Eventually, some female from social services turned up and demanded to speak with her alone. I wanted to know whether she was trained to detect if our "suspect" passed packages and concealed them in the bedding. She wasn't. My initial position was that she could speak to the "suspect" whilst a female Officer sat nearby to maintain surveillance. Eventually, I was overruled by senior officers and she was allowed to do her interview her way. In my view that constituted interfering with an investigation in circumstances where social services had no evidence that they should be involved at all.

Would you like to know the end result? The woman from social services finally had to admit that our "suspect" was almost certainly over 18. Note that internal concealments can be detected by means such as x-ray.

Stop interfering in situations that you don't understand and in which you have no competence.

By the way, if you want to have some idea of what "children" may get involved in, try looking for the newspaper pictures of "young children" carrying AK47s and the like.

When are you going to get real? Have you ever tried asking the proper questions?

Here's a scenario. "Child" arrives at Heathrow on one of the last flights of the day. "Child" promptly disposes of documents if he/she ever had any. It's quite easy. You just go into the nearest toilet. Eventually "child" is found or turns up at Immigration Hall. By this time it's 1am. The "child" apparently doesn't speak English. In fact, the "child" refuses to speak. How are you going to find suitable secure accommodation for the "child" at 2am? How many social services departments operate 24 hours a day, 7 days a week, 365 days a year? Immigration and Customs Officers do but social services don't. Remember that the accommodation must be secure or the "child" won't be there when you go back for them.

I remember, many years ago, being assigned to maintain custody of a "child" in a London hospital. She was being accommodated in a separate room on a children's ward. Reference to notes kept on the ward showed that she had told doctors she was 20 years old. Nevertheless, officially, she maintained that she was under 18. Why was she "in custody"? Drug smuggler using internal concealment.
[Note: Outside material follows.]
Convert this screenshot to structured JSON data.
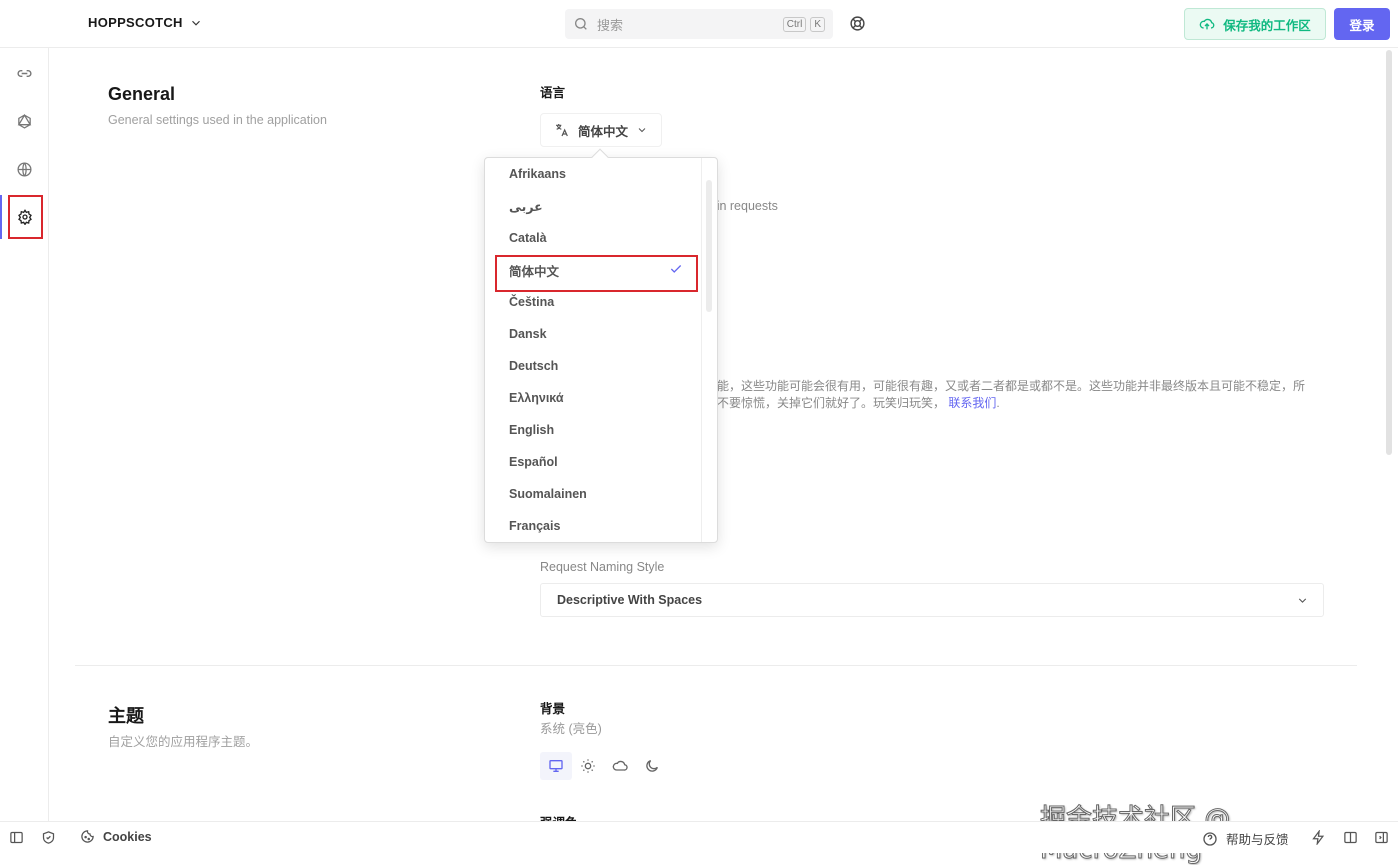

Eventually, some female from social services turned up and demanded to speak with her alone. I wanted to know whether she was trained to detect if our "suspect" passed packages and concealed them in the bedding. She wasn't. My initial position was that she could speak to the "suspect" whilst a female Officer sat nearby to maintain surveillance. Eventually, I was overruled by senior officers and she was allowed to do her interview her way. In my view that constituted interfering with an investigation in circumstances where social services had no evidence that they should be involved at all.

Would you like to know the end result? The woman from social services finally had to admit that our "suspect" was almost certainly over 18. Note that internal concealments can be detected by means such as x-ray.

Stop interfering in situations that you don't understand and in which you have no competence.

By the way, if you want to have some idea of what "children" may get involved in, try looking for the newspaper pictures of "young children" carrying AK47s and the like.

Hello,

We would like to post our comment about the problem of children in DR Congo especilly in east of the country where children have been facing many difficulties due to the war. Many children have become orphans, others have been separeted with the parents but more other children die of certain deseases in the forest where parents are because of fleeing different wars. We would also like to inform you that there are a lot children who have been in detention of different army groups operating in the area. Some of these children are soldiers because they were kidnaped by these army groups. These children need your support to released, this is why our organization, Blessed Aid, would like to ask you to support it so help the detened children become free and come back to school because it is their right to study. Thanks